▶ [Exercise details] Leave the pictures out and restate each entry below word for word.

▶ [Material for this exercise]
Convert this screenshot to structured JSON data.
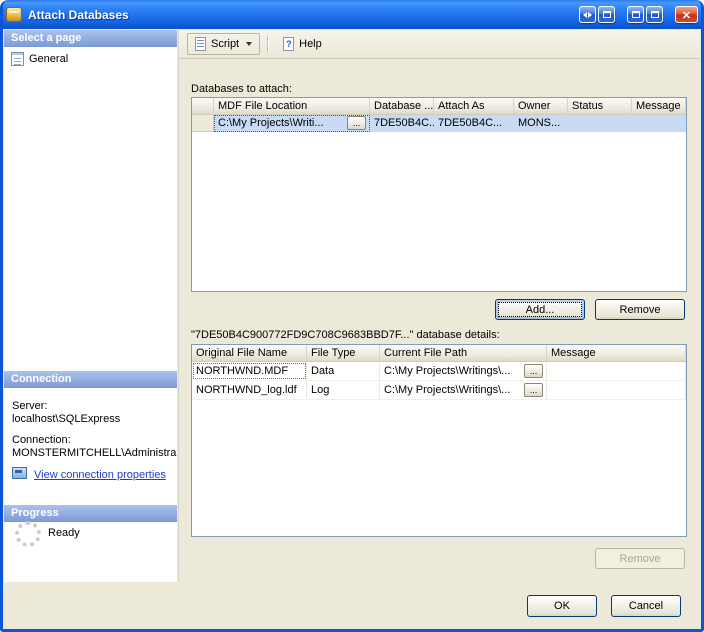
{
  "titlebar": {
    "title": "Attach Databases"
  },
  "colors": {
    "titlebar_blue": "#1464e4",
    "window_frame": "#0b55d6",
    "panel_header_blue": "#7d99d4",
    "selection_blue": "#c8daf4",
    "link_blue": "#1f3bd0",
    "dialog_background": "#ece9d8"
  },
  "icons": {
    "window_icon": "attach-database-icon",
    "titlebar_buttons": [
      "float-window-icon",
      "dock-window-icon",
      "minimize-icon",
      "maximize-icon",
      "close-icon"
    ],
    "general_page": "page-properties-icon",
    "script": "script-icon",
    "help": "help-icon",
    "connection_link": "connection-properties-icon",
    "progress": "progress-spinner-icon"
  },
  "sidebar": {
    "pages_header": "Select a page",
    "general_label": "General",
    "connection_header": "Connection",
    "server_label": "Server:",
    "server_value": "localhost\\SQLExpress",
    "connection_label": "Connection:",
    "connection_value": "MONSTERMITCHELL\\Administra",
    "connection_link": "View connection properties",
    "progress_header": "Progress",
    "progress_status": "Ready"
  },
  "toolbar": {
    "script_label": "Script",
    "help_label": "Help"
  },
  "main": {
    "attach_label": "Databases to attach:",
    "attach_table": {
      "headers": [
        "",
        "MDF File Location",
        "Database ...",
        "Attach As",
        "Owner",
        "Status",
        "Message"
      ],
      "rows": [
        {
          "mdf_file_location": "C:\\My Projects\\Writi...",
          "browse": "...",
          "database": "7DE50B4C...",
          "attach_as": "7DE50B4C...",
          "owner": "MONS...",
          "status": "",
          "message": ""
        }
      ]
    },
    "add_button": "Add...",
    "remove_button": "Remove",
    "details_label": "\"7DE50B4C900772FD9C708C9683BBD7F...\" database details:",
    "details_table": {
      "headers": [
        "Original File Name",
        "File Type",
        "Current File Path",
        "Message"
      ],
      "rows": [
        {
          "original_file_name": "NORTHWND.MDF",
          "file_type": "Data",
          "current_file_path": "C:\\My Projects\\Writings\\...",
          "browse": "...",
          "message": ""
        },
        {
          "original_file_name": "NORTHWND_log.ldf",
          "file_type": "Log",
          "current_file_path": "C:\\My Projects\\Writings\\...",
          "browse": "...",
          "message": ""
        }
      ]
    },
    "details_remove_button": "Remove"
  },
  "footer": {
    "ok_button": "OK",
    "cancel_button": "Cancel"
  }
}
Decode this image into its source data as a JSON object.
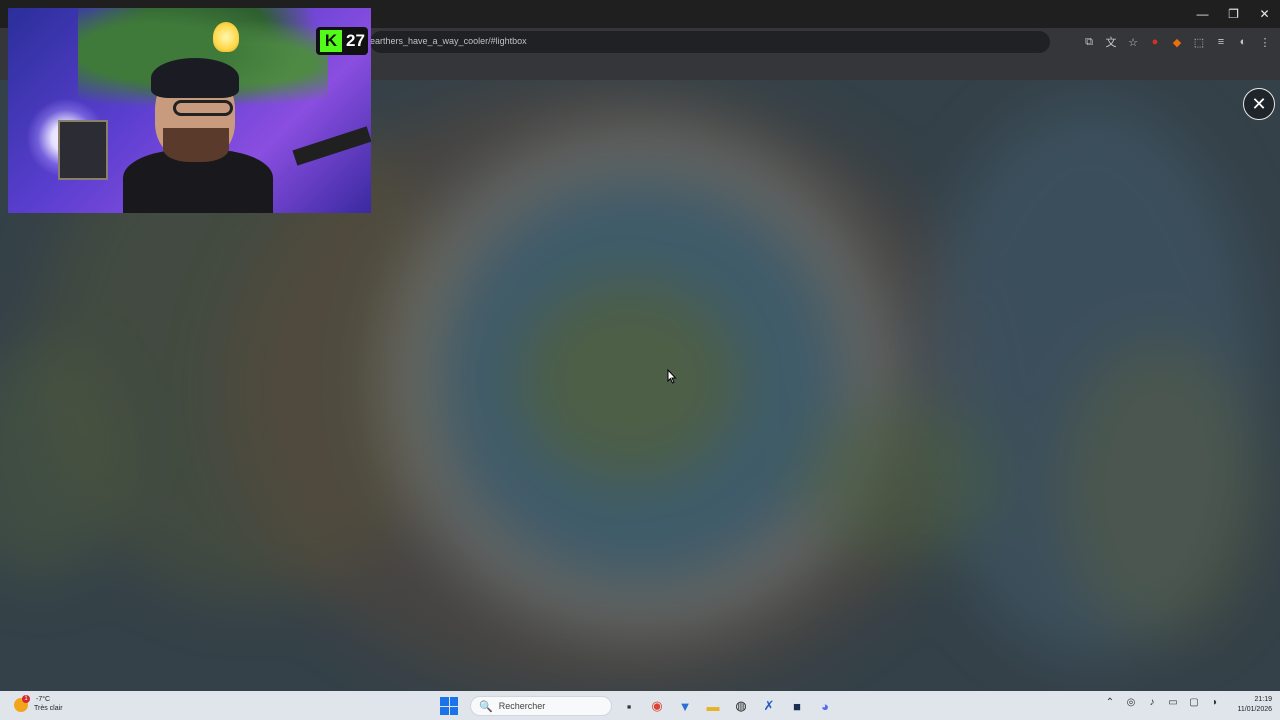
{
  "browser": {
    "url": "earthers_have_a_way_cooler/#lightbox",
    "window_controls": {
      "minimize": "—",
      "restore": "❐",
      "close": "✕"
    },
    "toolbar_icons": [
      "install-app-icon",
      "translate-icon",
      "bookmark-star-icon",
      "extension-red-icon",
      "extension-orange-icon",
      "extensions-puzzle-icon",
      "media-controls-icon",
      "profile-icon",
      "menu-dots-icon"
    ]
  },
  "lightbox": {
    "close_label": "✕",
    "image_palette": [
      "#5a7a7e",
      "#3d6a8a",
      "#6a7a3a",
      "#7a5a3a",
      "#a7a9a0"
    ]
  },
  "webcam": {
    "badge_logo": "K",
    "badge_count": "27"
  },
  "taskbar": {
    "weather_temp": "-7°C",
    "weather_condition": "Très clair",
    "weather_alert": "1",
    "search_placeholder": "Rechercher",
    "search_icon": "🔍",
    "time": "21:19",
    "date": "11/01/2026",
    "apps": [
      "task-view-icon",
      "chrome-icon",
      "vpn-icon",
      "file-explorer-icon",
      "obs-icon",
      "kick-icon",
      "photoshop-icon",
      "discord-icon"
    ],
    "tray_icons": [
      "chevron-up-icon",
      "steam-icon",
      "mic-icon",
      "keyboard-icon",
      "display-icon",
      "volume-icon"
    ]
  }
}
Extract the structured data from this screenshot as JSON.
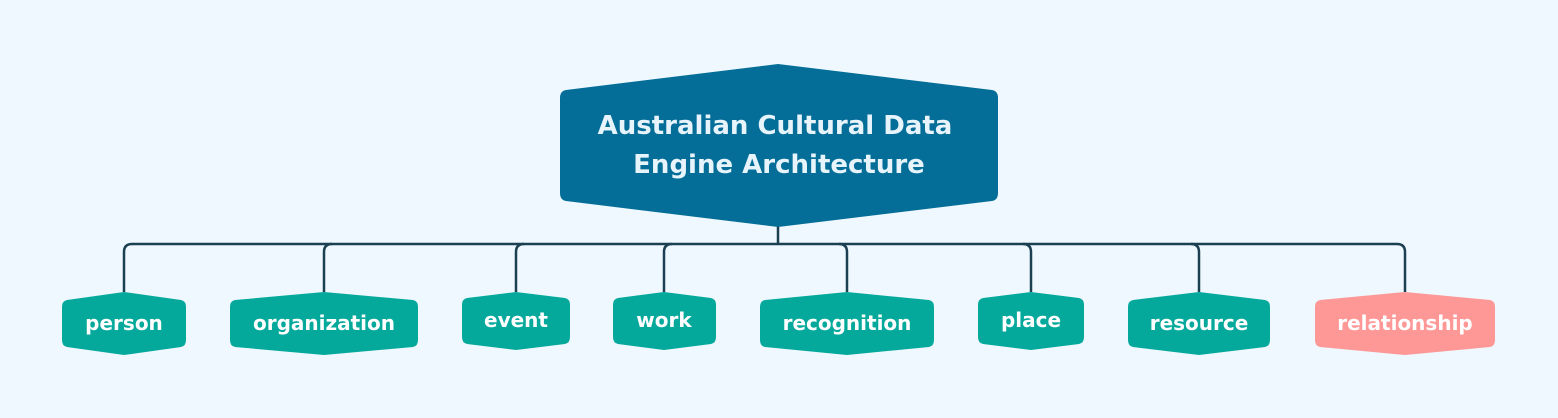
{
  "diagram": {
    "root": {
      "title_line1": "Australian Cultural Data",
      "title_line2": "Engine Architecture",
      "color": "#046e98"
    },
    "children": [
      {
        "id": "person",
        "label": "person",
        "color": "#05a99b"
      },
      {
        "id": "organization",
        "label": "organization",
        "color": "#05a99b"
      },
      {
        "id": "event",
        "label": "event",
        "color": "#05a99b"
      },
      {
        "id": "work",
        "label": "work",
        "color": "#05a99b"
      },
      {
        "id": "recognition",
        "label": "recognition",
        "color": "#05a99b"
      },
      {
        "id": "place",
        "label": "place",
        "color": "#05a99b"
      },
      {
        "id": "resource",
        "label": "resource",
        "color": "#05a99b"
      },
      {
        "id": "relationship",
        "label": "relationship",
        "color": "#fd9896"
      }
    ],
    "connector_color": "#1c3f52",
    "background": "#eef8fe"
  }
}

▶ [Finished task]
Convert this screenshot to structured JSON data.
{
  "titlebar": {
    "title": "Attach Databases"
  },
  "colors": {
    "titlebar_blue": "#1464e4",
    "window_frame": "#0b55d6",
    "panel_header_blue": "#7d99d4",
    "selection_blue": "#c8daf4",
    "link_blue": "#1f3bd0",
    "dialog_background": "#ece9d8"
  },
  "icons": {
    "window_icon": "attach-database-icon",
    "titlebar_buttons": [
      "float-window-icon",
      "dock-window-icon",
      "minimize-icon",
      "maximize-icon",
      "close-icon"
    ],
    "general_page": "page-properties-icon",
    "script": "script-icon",
    "help": "help-icon",
    "connection_link": "connection-properties-icon",
    "progress": "progress-spinner-icon"
  },
  "sidebar": {
    "pages_header": "Select a page",
    "general_label": "General",
    "connection_header": "Connection",
    "server_label": "Server:",
    "server_value": "localhost\\SQLExpress",
    "connection_label": "Connection:",
    "connection_value": "MONSTERMITCHELL\\Administra",
    "connection_link": "View connection properties",
    "progress_header": "Progress",
    "progress_status": "Ready"
  },
  "toolbar": {
    "script_label": "Script",
    "help_label": "Help"
  },
  "main": {
    "attach_label": "Databases to attach:",
    "attach_table": {
      "headers": [
        "",
        "MDF File Location",
        "Database ...",
        "Attach As",
        "Owner",
        "Status",
        "Message"
      ],
      "rows": [
        {
          "mdf_file_location": "C:\\My Projects\\Writi...",
          "browse": "...",
          "database": "7DE50B4C...",
          "attach_as": "7DE50B4C...",
          "owner": "MONS...",
          "status": "",
          "message": ""
        }
      ]
    },
    "add_button": "Add...",
    "remove_button": "Remove",
    "details_label": "\"7DE50B4C900772FD9C708C9683BBD7F...\" database details:",
    "details_table": {
      "headers": [
        "Original File Name",
        "File Type",
        "Current File Path",
        "Message"
      ],
      "rows": [
        {
          "original_file_name": "NORTHWND.MDF",
          "file_type": "Data",
          "current_file_path": "C:\\My Projects\\Writings\\...",
          "browse": "...",
          "message": ""
        },
        {
          "original_file_name": "NORTHWND_log.ldf",
          "file_type": "Log",
          "current_file_path": "C:\\My Projects\\Writings\\...",
          "browse": "...",
          "message": ""
        }
      ]
    },
    "details_remove_button": "Remove"
  },
  "footer": {
    "ok_button": "OK",
    "cancel_button": "Cancel"
  }
}
Decode this image into its source data as a JSON object.
{
  "browser": {
    "url": "earthers_have_a_way_cooler/#lightbox",
    "window_controls": {
      "minimize": "—",
      "restore": "❐",
      "close": "✕"
    },
    "toolbar_icons": [
      "install-app-icon",
      "translate-icon",
      "bookmark-star-icon",
      "extension-red-icon",
      "extension-orange-icon",
      "extensions-puzzle-icon",
      "media-controls-icon",
      "profile-icon",
      "menu-dots-icon"
    ]
  },
  "lightbox": {
    "close_label": "✕",
    "image_palette": [
      "#5a7a7e",
      "#3d6a8a",
      "#6a7a3a",
      "#7a5a3a",
      "#a7a9a0"
    ]
  },
  "webcam": {
    "badge_logo": "K",
    "badge_count": "27"
  },
  "taskbar": {
    "weather_temp": "-7°C",
    "weather_condition": "Très clair",
    "weather_alert": "1",
    "search_placeholder": "Rechercher",
    "search_icon": "🔍",
    "time": "21:19",
    "date": "11/01/2026",
    "apps": [
      "task-view-icon",
      "chrome-icon",
      "vpn-icon",
      "file-explorer-icon",
      "obs-icon",
      "kick-icon",
      "photoshop-icon",
      "discord-icon"
    ],
    "tray_icons": [
      "chevron-up-icon",
      "steam-icon",
      "mic-icon",
      "keyboard-icon",
      "display-icon",
      "volume-icon"
    ]
  }
}
Extract the structured data from this screenshot as JSON.
{
  "diagram": {
    "root": {
      "title_line1": "Australian Cultural Data",
      "title_line2": "Engine Architecture",
      "color": "#046e98"
    },
    "children": [
      {
        "id": "person",
        "label": "person",
        "color": "#05a99b"
      },
      {
        "id": "organization",
        "label": "organization",
        "color": "#05a99b"
      },
      {
        "id": "event",
        "label": "event",
        "color": "#05a99b"
      },
      {
        "id": "work",
        "label": "work",
        "color": "#05a99b"
      },
      {
        "id": "recognition",
        "label": "recognition",
        "color": "#05a99b"
      },
      {
        "id": "place",
        "label": "place",
        "color": "#05a99b"
      },
      {
        "id": "resource",
        "label": "resource",
        "color": "#05a99b"
      },
      {
        "id": "relationship",
        "label": "relationship",
        "color": "#fd9896"
      }
    ],
    "connector_color": "#1c3f52",
    "background": "#eef8fe"
  }
}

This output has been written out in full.